Thou shalt not commit adultery. But I tell you that whoever looks at a woman with lust for her has already committed adultery with her in his heart. The law may also refer to the Mosaic law. It was given to Moses when he was on Mount Sinai. This is the message of Exodus 24:12. Since no such statement is recorded in the Pentateuch, it must be a reference to another part of the Old Testament. In fact, 2 Samuel 7:15-16 and Micah 5:2 clearly state that the Messiah would reign forever. The Bible emphasizes the special status of the Ten Commandments among all other Torah laws in various ways: Therefore, O man, you have no excuse, each of you who judges.

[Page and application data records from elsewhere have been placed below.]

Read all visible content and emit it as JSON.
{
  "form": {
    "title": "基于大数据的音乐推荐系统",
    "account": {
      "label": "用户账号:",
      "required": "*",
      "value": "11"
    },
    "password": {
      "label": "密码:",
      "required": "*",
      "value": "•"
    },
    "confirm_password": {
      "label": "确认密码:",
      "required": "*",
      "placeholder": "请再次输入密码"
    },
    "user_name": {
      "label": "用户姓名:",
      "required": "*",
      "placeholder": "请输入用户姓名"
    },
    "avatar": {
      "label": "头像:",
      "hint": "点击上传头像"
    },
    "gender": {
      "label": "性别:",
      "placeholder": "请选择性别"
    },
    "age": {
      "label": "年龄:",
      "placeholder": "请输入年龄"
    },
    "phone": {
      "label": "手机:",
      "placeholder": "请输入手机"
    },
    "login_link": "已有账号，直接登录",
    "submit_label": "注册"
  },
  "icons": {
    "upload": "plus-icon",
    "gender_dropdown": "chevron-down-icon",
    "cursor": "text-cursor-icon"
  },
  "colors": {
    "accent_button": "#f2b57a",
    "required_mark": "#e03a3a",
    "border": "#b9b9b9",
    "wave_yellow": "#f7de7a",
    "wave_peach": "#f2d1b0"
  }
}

Because when you judge another, you judge yourself because you, the judge, practice exactly the same things. We know that God`s judgment rightly falls on those who practice such things.
Do you believe, O man, you who condemn those who practice such things and yet do it yourself, that you will escape God`s judgment? Or do you assume the riches of His goodness, patience, and patience without knowing that God`s goodness must lead you to repentance? But because of your hard and impetuous heart, you accumulate anger for yourself on the day of wrath when God`s righteous judgment is revealed. “You heard. Thou shalt not commit murder. But I tell you that whoever is angry with his brother will be guilty in court. Do we then overthrow the law by this belief? On no account! On the contrary, we respect the law. For Christ is the end of the law of righteousness for all who believe. The mountain was covered by the cloud for six days, and on the seventh day Moses entered into the midst of the cloud and was “forty days and forty nights on the mountain.”  And Moses said, “The Lord gave me two tablets of stone written with the finger of God; and upon them was written, according to all the words which the Lord said to you on the day of the meeting on the mountain in the midst of the fire.  Before the forty days had passed, the children of Israel decided together that something had happened to Moses and forced Aaron to form a golden calf, and he “built an altar before him” and the people “worshipped the calf.”  The evidence that these verses relate to Moses and the Ten Commandments comes from the verse that immediately follows them: In the early centuries of Christianity, some Christians had informally decorated their homes and places of worship with images of Christ and saints that others considered inappropriate.